LYNDHURST, N.J. — H Mart, a chain of supermarkets catering to Asian consumers — and consumers who like Asian foods — will make a major statement this year when it opens eight more locations.
The chain, based here, which already operates 24 units all over the U.S., is part of a growing wave of stores catering to a growing Asian population.
“Asians are popping up all over — Laotians in St. Paul, Cambodians in Boston — and supermarkets often must learn through ‘immersion by fire’ how to cater to these groups,” David Morse, president and chief executive officer of New American Dimensions, Los Angeles, told SN.
“It's really a struggle for a lot of retailers to figure out how to get these folks and other ethnic groups into their stores,” he said.
H Mart operates four stores each in New York and New Jersey; three each in Pennsylvania and Georgia; two each in Maryland, Virginia and Illinois; and single units in California, Texas, Colorado and Washington.
“There are very few stores that cater to the Asian population,” Jimmy King, marketing manager for H Mart, told SN, “and as the scope of our business gets bigger, we want to open more stores in areas where there are a lot of Asian people or people who love Asian food.”
King said H Mart plans to open single units this year in New York, California, Virginia, Texas, Nevada and Massachusetts, and two units in Georgia.
The stores cater to a mix of Asian populations, including Korean, Japanese, Chinese, Vietnamese and Indian, he said. According to the company's website, “It is not unusual to spot spaghetti and sauce in one aisle and arroz and tortillas in the next, with kimchi and fermented bean paste nearby.”
The ratio of Asian to American foods depends on the population mix in the specific neighborhood, which can range as high as 70% Asian at some locations, King said.
H Mart also operates distribution centers in New York, Georgia, Illinois, Maryland and Pennsylvania. It buys Asian products overseas or from Asian distributors and uses a mix of U.S.-based wholesalers for conventional American items, including Supervalu, Minneapolis, and the White Rose division of Associated Wholesalers Inc., Robesonia, Pa.

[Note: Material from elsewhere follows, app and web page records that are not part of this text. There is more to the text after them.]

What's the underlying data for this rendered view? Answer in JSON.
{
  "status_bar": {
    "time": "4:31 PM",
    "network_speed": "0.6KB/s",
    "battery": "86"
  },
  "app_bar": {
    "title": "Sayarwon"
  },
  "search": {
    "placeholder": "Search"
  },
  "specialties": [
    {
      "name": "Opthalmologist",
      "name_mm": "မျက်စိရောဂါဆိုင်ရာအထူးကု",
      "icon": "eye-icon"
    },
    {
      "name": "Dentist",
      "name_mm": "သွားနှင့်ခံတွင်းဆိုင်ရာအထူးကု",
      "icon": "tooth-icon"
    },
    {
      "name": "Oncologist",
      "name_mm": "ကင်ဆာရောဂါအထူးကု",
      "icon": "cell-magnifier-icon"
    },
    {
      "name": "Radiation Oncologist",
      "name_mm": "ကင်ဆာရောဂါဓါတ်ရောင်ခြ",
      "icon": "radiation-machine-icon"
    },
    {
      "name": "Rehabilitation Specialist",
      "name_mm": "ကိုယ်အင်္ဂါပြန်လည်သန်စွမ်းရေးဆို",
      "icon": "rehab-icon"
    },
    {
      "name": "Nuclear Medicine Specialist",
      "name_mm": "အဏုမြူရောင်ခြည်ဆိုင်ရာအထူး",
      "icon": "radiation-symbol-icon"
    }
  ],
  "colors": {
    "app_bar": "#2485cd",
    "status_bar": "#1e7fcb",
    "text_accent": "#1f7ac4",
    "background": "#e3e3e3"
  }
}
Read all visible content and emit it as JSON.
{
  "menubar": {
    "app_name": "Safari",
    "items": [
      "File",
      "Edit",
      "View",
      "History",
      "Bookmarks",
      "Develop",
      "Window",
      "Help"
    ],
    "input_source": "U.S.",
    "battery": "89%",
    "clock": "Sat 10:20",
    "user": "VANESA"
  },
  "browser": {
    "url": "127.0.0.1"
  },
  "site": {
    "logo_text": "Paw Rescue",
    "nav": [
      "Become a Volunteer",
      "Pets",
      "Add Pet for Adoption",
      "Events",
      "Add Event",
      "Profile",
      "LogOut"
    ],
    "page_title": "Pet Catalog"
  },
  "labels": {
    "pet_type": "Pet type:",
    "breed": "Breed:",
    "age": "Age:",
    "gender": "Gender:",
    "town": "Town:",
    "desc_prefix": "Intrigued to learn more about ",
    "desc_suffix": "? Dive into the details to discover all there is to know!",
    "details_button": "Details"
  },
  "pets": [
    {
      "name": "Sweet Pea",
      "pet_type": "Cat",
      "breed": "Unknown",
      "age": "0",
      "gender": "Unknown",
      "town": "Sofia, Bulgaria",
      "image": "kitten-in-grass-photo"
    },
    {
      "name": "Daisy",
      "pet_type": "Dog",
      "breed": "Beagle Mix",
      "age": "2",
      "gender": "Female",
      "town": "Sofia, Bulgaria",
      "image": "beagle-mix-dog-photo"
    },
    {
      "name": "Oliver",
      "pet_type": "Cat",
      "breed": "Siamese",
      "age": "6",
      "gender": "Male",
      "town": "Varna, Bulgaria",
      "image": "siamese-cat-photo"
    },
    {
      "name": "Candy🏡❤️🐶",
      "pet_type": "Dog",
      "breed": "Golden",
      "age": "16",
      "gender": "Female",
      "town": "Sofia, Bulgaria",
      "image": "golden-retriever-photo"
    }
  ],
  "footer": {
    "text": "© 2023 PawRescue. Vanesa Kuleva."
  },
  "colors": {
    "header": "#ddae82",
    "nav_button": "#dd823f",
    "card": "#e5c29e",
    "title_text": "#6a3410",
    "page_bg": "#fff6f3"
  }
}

Stores range in size from 15,000 to 90,000 square feet, with most locations in the 50,000-square-foot area, King said. Depending on size, stores carry between 20,000 and 40,000 SKUs, he added.
Some sections of the store, including the food court at larger units, and cosmetics shops, are leased to other operators, King said.
The “H” in H Mart stands for “healthy, humane, happy and heartful,” according to the company's website. The name H Mart is actually short for HanAhReum Asian Mart, a division of HAR Grand Corp., Maspeth, N.Y.
Emil Morales, San Diego-based senior vice president of the multicultural division of TNS North America, New York, told SN that traditional supermarkets need to cope with the increasing population of ethnic consumers.
“Demographics don't lie,” he said. “But as growth becomes harder to come by from the traditional marketplace, growth must come from groups that are growing in importance in the marketplace, and those are generally ethnic populations.”
Unfortunately, many supermarkets do not have the commitment of top managements to make their ethnic programs effective, Morales said.
“Very often they will do what they need to do to get by rather than develop programs for the longer term,” he explained.
Teresa Soto, president and CEO of About Marketing Solutions, Burbank, Calif., offered a similar viewpoint in a study on ethnic marketing. “The commitment of top-level supermarket management to make ethnic marketing a priority is rather limited,” she said. “Further, efficiency-oriented business models make it difficult for many supermarket chains to customize their offerings to ethnic consumers.”
Hispanics, Asian Americans and African Americans comprise 31% of the U.S. population today and are projected to grow to 50% over the next 30 years.